SOURCE INFORMATION:
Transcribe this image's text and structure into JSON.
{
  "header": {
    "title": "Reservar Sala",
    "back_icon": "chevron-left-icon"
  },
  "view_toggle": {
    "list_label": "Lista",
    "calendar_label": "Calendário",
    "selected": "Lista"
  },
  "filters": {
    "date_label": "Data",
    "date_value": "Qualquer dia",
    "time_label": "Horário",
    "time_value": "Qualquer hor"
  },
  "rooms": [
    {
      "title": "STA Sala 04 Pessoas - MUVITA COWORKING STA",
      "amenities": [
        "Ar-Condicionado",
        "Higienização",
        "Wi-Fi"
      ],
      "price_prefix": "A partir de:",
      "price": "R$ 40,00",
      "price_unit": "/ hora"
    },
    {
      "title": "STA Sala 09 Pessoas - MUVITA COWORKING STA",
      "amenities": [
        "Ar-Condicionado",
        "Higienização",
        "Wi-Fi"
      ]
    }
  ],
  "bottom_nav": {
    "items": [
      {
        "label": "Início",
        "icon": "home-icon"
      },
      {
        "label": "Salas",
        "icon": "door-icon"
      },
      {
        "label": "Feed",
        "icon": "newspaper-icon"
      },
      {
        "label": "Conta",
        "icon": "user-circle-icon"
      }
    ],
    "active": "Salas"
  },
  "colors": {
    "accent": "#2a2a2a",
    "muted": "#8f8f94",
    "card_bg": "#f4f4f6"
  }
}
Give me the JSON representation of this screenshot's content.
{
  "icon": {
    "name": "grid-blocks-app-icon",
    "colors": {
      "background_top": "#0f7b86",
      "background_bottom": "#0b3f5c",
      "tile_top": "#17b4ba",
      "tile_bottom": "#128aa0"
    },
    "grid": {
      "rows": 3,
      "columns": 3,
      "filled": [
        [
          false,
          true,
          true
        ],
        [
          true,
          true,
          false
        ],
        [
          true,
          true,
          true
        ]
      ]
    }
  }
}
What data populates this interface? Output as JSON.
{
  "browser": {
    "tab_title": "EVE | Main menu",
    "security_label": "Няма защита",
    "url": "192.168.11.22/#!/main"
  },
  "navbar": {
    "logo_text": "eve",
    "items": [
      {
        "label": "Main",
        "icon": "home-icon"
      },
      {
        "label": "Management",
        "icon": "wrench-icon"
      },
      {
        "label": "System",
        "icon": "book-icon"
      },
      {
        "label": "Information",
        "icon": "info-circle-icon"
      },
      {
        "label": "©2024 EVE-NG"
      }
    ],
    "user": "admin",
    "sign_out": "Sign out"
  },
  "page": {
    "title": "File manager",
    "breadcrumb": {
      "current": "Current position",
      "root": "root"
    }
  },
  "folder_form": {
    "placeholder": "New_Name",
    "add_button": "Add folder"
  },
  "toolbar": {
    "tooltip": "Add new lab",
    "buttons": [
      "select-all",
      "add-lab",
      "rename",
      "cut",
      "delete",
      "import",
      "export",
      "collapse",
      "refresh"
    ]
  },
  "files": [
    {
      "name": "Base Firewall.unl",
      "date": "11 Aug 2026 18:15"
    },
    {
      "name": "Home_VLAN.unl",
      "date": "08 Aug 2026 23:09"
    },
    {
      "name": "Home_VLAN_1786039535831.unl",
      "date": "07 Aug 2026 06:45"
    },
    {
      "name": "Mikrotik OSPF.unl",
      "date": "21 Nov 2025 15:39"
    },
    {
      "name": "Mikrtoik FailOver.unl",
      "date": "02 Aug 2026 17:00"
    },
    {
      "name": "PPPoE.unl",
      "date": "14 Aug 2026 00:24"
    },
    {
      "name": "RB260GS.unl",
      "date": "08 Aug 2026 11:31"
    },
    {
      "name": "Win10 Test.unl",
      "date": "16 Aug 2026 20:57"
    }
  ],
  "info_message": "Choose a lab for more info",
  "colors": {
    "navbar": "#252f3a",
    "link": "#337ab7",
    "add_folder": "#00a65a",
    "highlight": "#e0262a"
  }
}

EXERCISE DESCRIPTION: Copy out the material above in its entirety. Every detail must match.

FINISHED EXERCISE:
Transcribe this image's text and structure into JSON.
{
  "header": {
    "title": "Reservar Sala",
    "back_icon": "chevron-left-icon"
  },
  "view_toggle": {
    "list_label": "Lista",
    "calendar_label": "Calendário",
    "selected": "Lista"
  },
  "filters": {
    "date_label": "Data",
    "date_value": "Qualquer dia",
    "time_label": "Horário",
    "time_value": "Qualquer hor"
  },
  "rooms": [
    {
      "title": "STA Sala 04 Pessoas - MUVITA COWORKING STA",
      "amenities": [
        "Ar-Condicionado",
        "Higienização",
        "Wi-Fi"
      ],
      "price_prefix": "A partir de:",
      "price": "R$ 40,00",
      "price_unit": "/ hora"
    },
    {
      "title": "STA Sala 09 Pessoas - MUVITA COWORKING STA",
      "amenities": [
        "Ar-Condicionado",
        "Higienização",
        "Wi-Fi"
      ]
    }
  ],
  "bottom_nav": {
    "items": [
      {
        "label": "Início",
        "icon": "home-icon"
      },
      {
        "label": "Salas",
        "icon": "door-icon"
      },
      {
        "label": "Feed",
        "icon": "newspaper-icon"
      },
      {
        "label": "Conta",
        "icon": "user-circle-icon"
      }
    ],
    "active": "Salas"
  },
  "colors": {
    "accent": "#2a2a2a",
    "muted": "#8f8f94",
    "card_bg": "#f4f4f6"
  }
}
Give me the JSON representation of this screenshot's content.
{
  "icon": {
    "name": "grid-blocks-app-icon",
    "colors": {
      "background_top": "#0f7b86",
      "background_bottom": "#0b3f5c",
      "tile_top": "#17b4ba",
      "tile_bottom": "#128aa0"
    },
    "grid": {
      "rows": 3,
      "columns": 3,
      "filled": [
        [
          false,
          true,
          true
        ],
        [
          true,
          true,
          false
        ],
        [
          true,
          true,
          true
        ]
      ]
    }
  }
}
What data populates this interface? Output as JSON.
{
  "browser": {
    "tab_title": "EVE | Main menu",
    "security_label": "Няма защита",
    "url": "192.168.11.22/#!/main"
  },
  "navbar": {
    "logo_text": "eve",
    "items": [
      {
        "label": "Main",
        "icon": "home-icon"
      },
      {
        "label": "Management",
        "icon": "wrench-icon"
      },
      {
        "label": "System",
        "icon": "book-icon"
      },
      {
        "label": "Information",
        "icon": "info-circle-icon"
      },
      {
        "label": "©2024 EVE-NG"
      }
    ],
    "user": "admin",
    "sign_out": "Sign out"
  },
  "page": {
    "title": "File manager",
    "breadcrumb": {
      "current": "Current position",
      "root": "root"
    }
  },
  "folder_form": {
    "placeholder": "New_Name",
    "add_button": "Add folder"
  },
  "toolbar": {
    "tooltip": "Add new lab",
    "buttons": [
      "select-all",
      "add-lab",
      "rename",
      "cut",
      "delete",
      "import",
      "export",
      "collapse",
      "refresh"
    ]
  },
  "files": [
    {
      "name": "Base Firewall.unl",
      "date": "11 Aug 2026 18:15"
    },
    {
      "name": "Home_VLAN.unl",
      "date": "08 Aug 2026 23:09"
    },
    {
      "name": "Home_VLAN_1786039535831.unl",
      "date": "07 Aug 2026 06:45"
    },
    {
      "name": "Mikrotik OSPF.unl",
      "date": "21 Nov 2025 15:39"
    },
    {
      "name": "Mikrtoik FailOver.unl",
      "date": "02 Aug 2026 17:00"
    },
    {
      "name": "PPPoE.unl",
      "date": "14 Aug 2026 00:24"
    },
    {
      "name": "RB260GS.unl",
      "date": "08 Aug 2026 11:31"
    },
    {
      "name": "Win10 Test.unl",
      "date": "16 Aug 2026 20:57"
    }
  ],
  "info_message": "Choose a lab for more info",
  "colors": {
    "navbar": "#252f3a",
    "link": "#337ab7",
    "add_folder": "#00a65a",
    "highlight": "#e0262a"
  }
}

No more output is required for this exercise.